# AVAILABLE DATA
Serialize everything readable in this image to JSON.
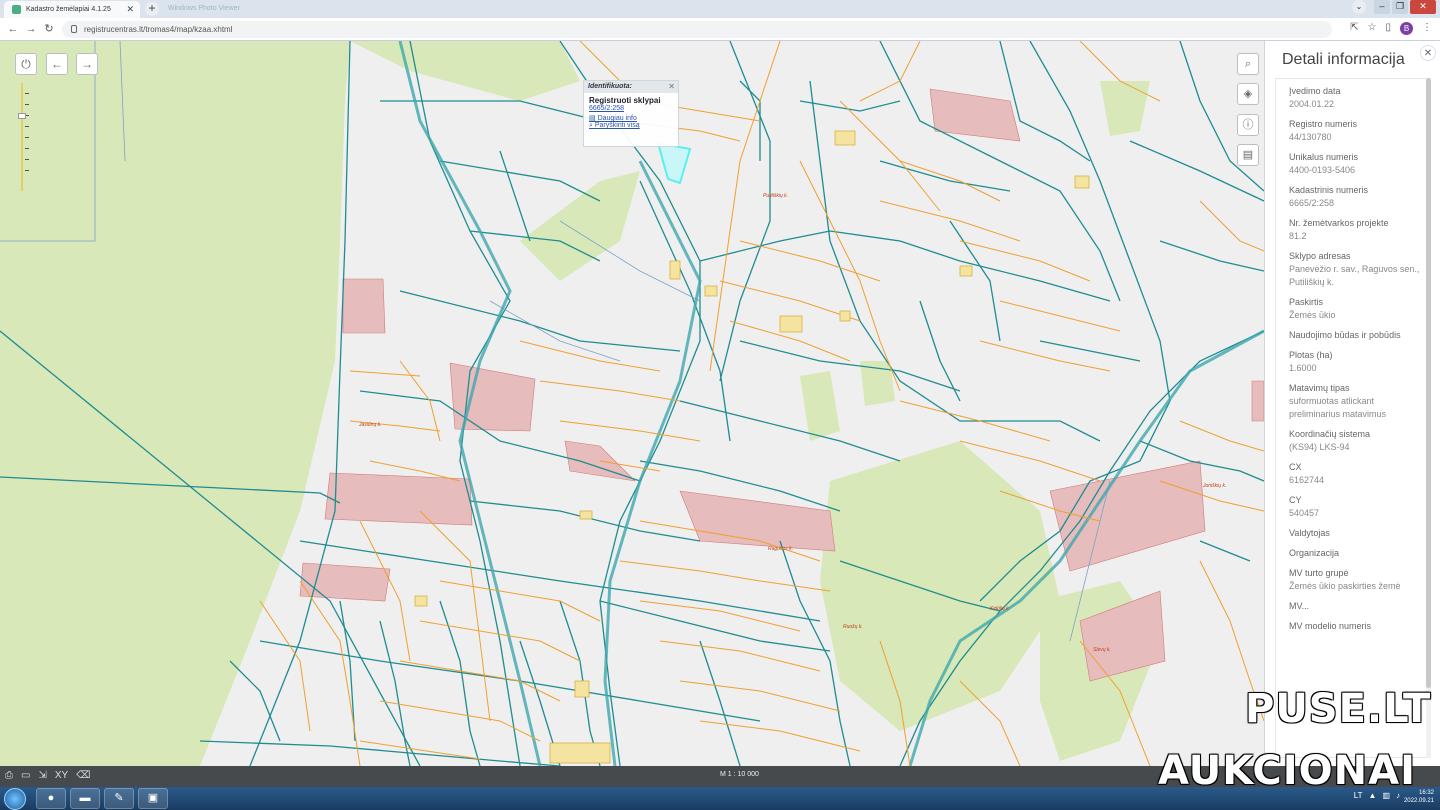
{
  "browser": {
    "tab_title": "Kadastro žemėlapiai 4.1.25",
    "tab2_title": "Windows Photo Viewer",
    "url": "registrucentras.lt/tromas4/map/kzaa.xhtml",
    "avatar_letter": "B",
    "favicon_color": "#4caf84"
  },
  "map": {
    "popup": {
      "heading": "Identifikuota:",
      "title": "Registruoti sklypai",
      "parcel_id": "6665/2:258",
      "more_info": "Daugiau info",
      "show_all": "Paryškinti visą"
    },
    "places": [
      "Putiliškių k.",
      "Jasiūnų k.",
      "Raguvos k.",
      "Kirkilių k.",
      "Joniškių k.",
      "Ruožų k.",
      "Slevų k."
    ],
    "colors": {
      "teal": "#1f8c8f",
      "orange": "#f0a030",
      "green": "#d7e8b7",
      "red_parcel": "#e4b9b9",
      "highlight": "#59f0f0"
    }
  },
  "statusbar": {
    "scale": "M 1 : 10 000",
    "xy_label": "XY"
  },
  "panel": {
    "title": "Detali informacija",
    "fields": [
      {
        "label": "Įvedimo data",
        "value": "2004.01.22"
      },
      {
        "label": "Registro numeris",
        "value": "44/130780"
      },
      {
        "label": "Unikalus numeris",
        "value": "4400-0193-5406"
      },
      {
        "label": "Kadastrinis numeris",
        "value": "6665/2:258"
      },
      {
        "label": "Nr. žemėtvarkos projekte",
        "value": "81.2"
      },
      {
        "label": "Sklypo adresas",
        "value": "Panevėžio r. sav., Raguvos sen., Putiliškių k."
      },
      {
        "label": "Paskirtis",
        "value": "Žemės ūkio"
      },
      {
        "label": "Naudojimo būdas ir pobūdis",
        "value": ""
      },
      {
        "label": "Plotas (ha)",
        "value": "1.6000"
      },
      {
        "label": "Matavimų tipas",
        "value": "suformuotas atlickant preliminarius matavimus"
      },
      {
        "label": "Koordinačių sistema",
        "value": "(KS94) LKS-94"
      },
      {
        "label": "CX",
        "value": "6162744"
      },
      {
        "label": "CY",
        "value": "540457"
      },
      {
        "label": "Valdytojas",
        "value": ""
      },
      {
        "label": "Organizacija",
        "value": ""
      },
      {
        "label": "MV turto grupė",
        "value": "Žemės ūkio paskirties žemė"
      },
      {
        "label": "MV...",
        "value": ""
      },
      {
        "label": "MV modelio numeris",
        "value": ""
      }
    ]
  },
  "watermark": {
    "line1": "PUSE.LT",
    "line2": "AUKCIONAI"
  },
  "taskbar": {
    "apps": [
      "chrome",
      "explorer",
      "pdf",
      "viewer"
    ],
    "lang": "LT",
    "time": "16:32",
    "date": "2022.09.21"
  }
}
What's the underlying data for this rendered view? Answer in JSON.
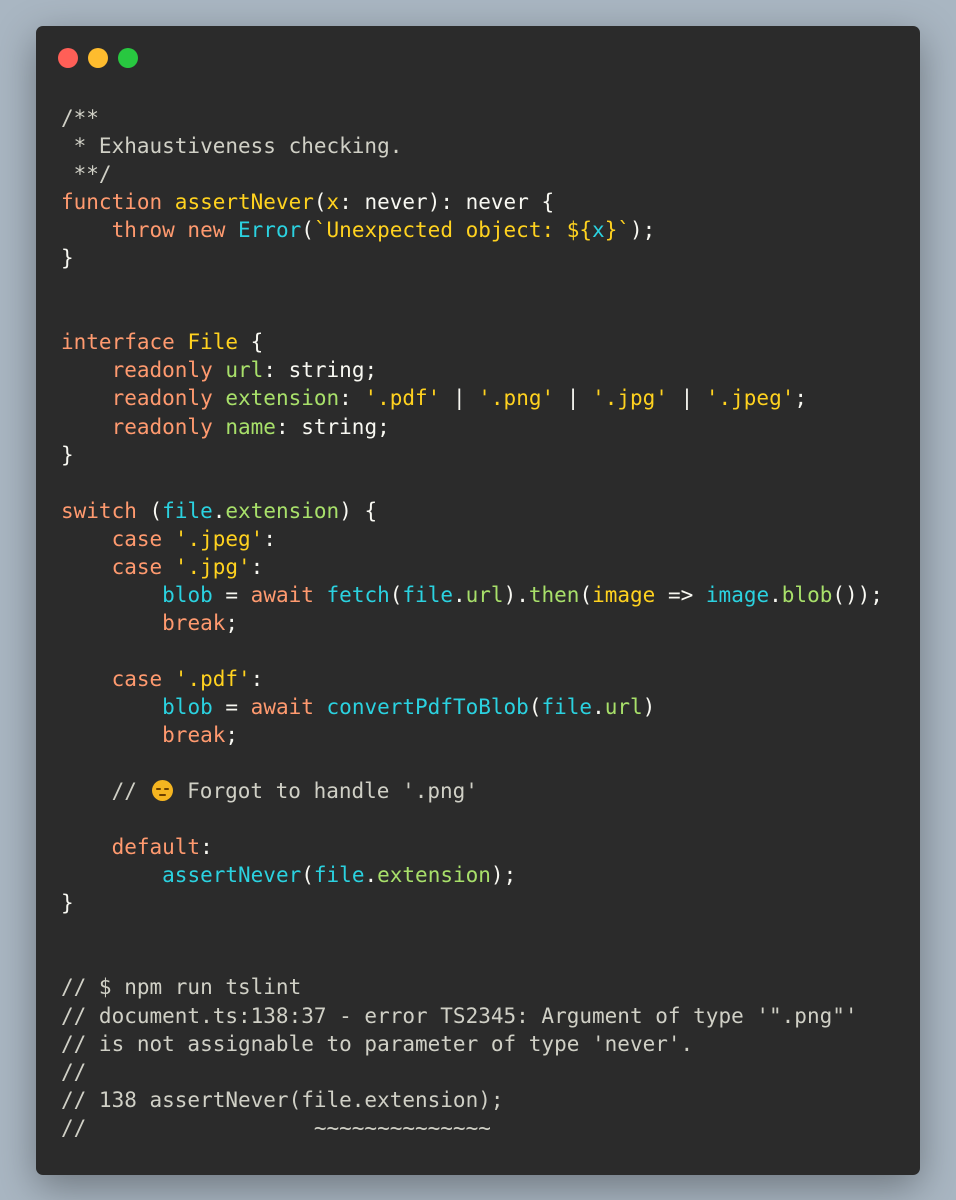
{
  "window": {
    "lights": [
      "close",
      "minimize",
      "zoom"
    ]
  },
  "code": {
    "lines": [
      [
        [
          "comment",
          "/**"
        ]
      ],
      [
        [
          "comment",
          " * Exhaustiveness checking."
        ]
      ],
      [
        [
          "comment",
          " **/"
        ]
      ],
      [
        [
          "keyword",
          "function "
        ],
        [
          "fname",
          "assertNever"
        ],
        [
          "plain",
          "("
        ],
        [
          "param",
          "x"
        ],
        [
          "plain",
          ": never): never {"
        ]
      ],
      [
        [
          "plain",
          "    "
        ],
        [
          "keyword",
          "throw new "
        ],
        [
          "class",
          "Error"
        ],
        [
          "plain",
          "("
        ],
        [
          "string",
          "`Unexpected object: ${"
        ],
        [
          "var",
          "x"
        ],
        [
          "string",
          "}`"
        ],
        [
          "plain",
          ");"
        ]
      ],
      [
        [
          "plain",
          "}"
        ]
      ],
      [],
      [],
      [
        [
          "keyword",
          "interface "
        ],
        [
          "fname",
          "File"
        ],
        [
          "plain",
          " {"
        ]
      ],
      [
        [
          "plain",
          "    "
        ],
        [
          "keyword",
          "readonly "
        ],
        [
          "prop",
          "url"
        ],
        [
          "plain",
          ": string;"
        ]
      ],
      [
        [
          "plain",
          "    "
        ],
        [
          "keyword",
          "readonly "
        ],
        [
          "prop",
          "extension"
        ],
        [
          "plain",
          ": "
        ],
        [
          "string",
          "'.pdf'"
        ],
        [
          "plain",
          " | "
        ],
        [
          "string",
          "'.png'"
        ],
        [
          "plain",
          " | "
        ],
        [
          "string",
          "'.jpg'"
        ],
        [
          "plain",
          " | "
        ],
        [
          "string",
          "'.jpeg'"
        ],
        [
          "plain",
          ";"
        ]
      ],
      [
        [
          "plain",
          "    "
        ],
        [
          "keyword",
          "readonly "
        ],
        [
          "prop",
          "name"
        ],
        [
          "plain",
          ": string;"
        ]
      ],
      [
        [
          "plain",
          "}"
        ]
      ],
      [],
      [
        [
          "keyword",
          "switch "
        ],
        [
          "plain",
          "("
        ],
        [
          "var",
          "file"
        ],
        [
          "plain",
          "."
        ],
        [
          "prop",
          "extension"
        ],
        [
          "plain",
          ") {"
        ]
      ],
      [
        [
          "plain",
          "    "
        ],
        [
          "keyword",
          "case "
        ],
        [
          "string",
          "'.jpeg'"
        ],
        [
          "plain",
          ":"
        ]
      ],
      [
        [
          "plain",
          "    "
        ],
        [
          "keyword",
          "case "
        ],
        [
          "string",
          "'.jpg'"
        ],
        [
          "plain",
          ":"
        ]
      ],
      [
        [
          "plain",
          "        "
        ],
        [
          "var",
          "blob"
        ],
        [
          "plain",
          " = "
        ],
        [
          "keyword",
          "await "
        ],
        [
          "var",
          "fetch"
        ],
        [
          "plain",
          "("
        ],
        [
          "var",
          "file"
        ],
        [
          "plain",
          "."
        ],
        [
          "prop",
          "url"
        ],
        [
          "plain",
          ")."
        ],
        [
          "prop",
          "then"
        ],
        [
          "plain",
          "("
        ],
        [
          "param",
          "image"
        ],
        [
          "plain",
          " => "
        ],
        [
          "var",
          "image"
        ],
        [
          "plain",
          "."
        ],
        [
          "prop",
          "blob"
        ],
        [
          "plain",
          "());"
        ]
      ],
      [
        [
          "plain",
          "        "
        ],
        [
          "keyword",
          "break"
        ],
        [
          "plain",
          ";"
        ]
      ],
      [],
      [
        [
          "plain",
          "    "
        ],
        [
          "keyword",
          "case "
        ],
        [
          "string",
          "'.pdf'"
        ],
        [
          "plain",
          ":"
        ]
      ],
      [
        [
          "plain",
          "        "
        ],
        [
          "var",
          "blob"
        ],
        [
          "plain",
          " = "
        ],
        [
          "keyword",
          "await "
        ],
        [
          "var",
          "convertPdfToBlob"
        ],
        [
          "plain",
          "("
        ],
        [
          "var",
          "file"
        ],
        [
          "plain",
          "."
        ],
        [
          "prop",
          "url"
        ],
        [
          "plain",
          ")"
        ]
      ],
      [
        [
          "plain",
          "        "
        ],
        [
          "keyword",
          "break"
        ],
        [
          "plain",
          ";"
        ]
      ],
      [],
      [
        [
          "comment",
          "    // "
        ],
        [
          "emoji",
          "pensive-face"
        ],
        [
          "comment",
          " Forgot to handle '.png'"
        ]
      ],
      [],
      [
        [
          "plain",
          "    "
        ],
        [
          "keyword",
          "default"
        ],
        [
          "plain",
          ":"
        ]
      ],
      [
        [
          "plain",
          "        "
        ],
        [
          "var",
          "assertNever"
        ],
        [
          "plain",
          "("
        ],
        [
          "var",
          "file"
        ],
        [
          "plain",
          "."
        ],
        [
          "prop",
          "extension"
        ],
        [
          "plain",
          ");"
        ]
      ],
      [
        [
          "plain",
          "}"
        ]
      ],
      [],
      [],
      [
        [
          "comment",
          "// $ npm run tslint"
        ]
      ],
      [
        [
          "comment",
          "// document.ts:138:37 - error TS2345: Argument of type '\".png\"'"
        ]
      ],
      [
        [
          "comment",
          "// is not assignable to parameter of type 'never'."
        ]
      ],
      [
        [
          "comment",
          "//"
        ]
      ],
      [
        [
          "comment",
          "// 138 assertNever(file.extension);"
        ]
      ],
      [
        [
          "comment",
          "//                  ~~~~~~~~~~~~~~"
        ]
      ]
    ]
  }
}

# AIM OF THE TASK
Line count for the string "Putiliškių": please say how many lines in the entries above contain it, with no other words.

# RESPONSE
2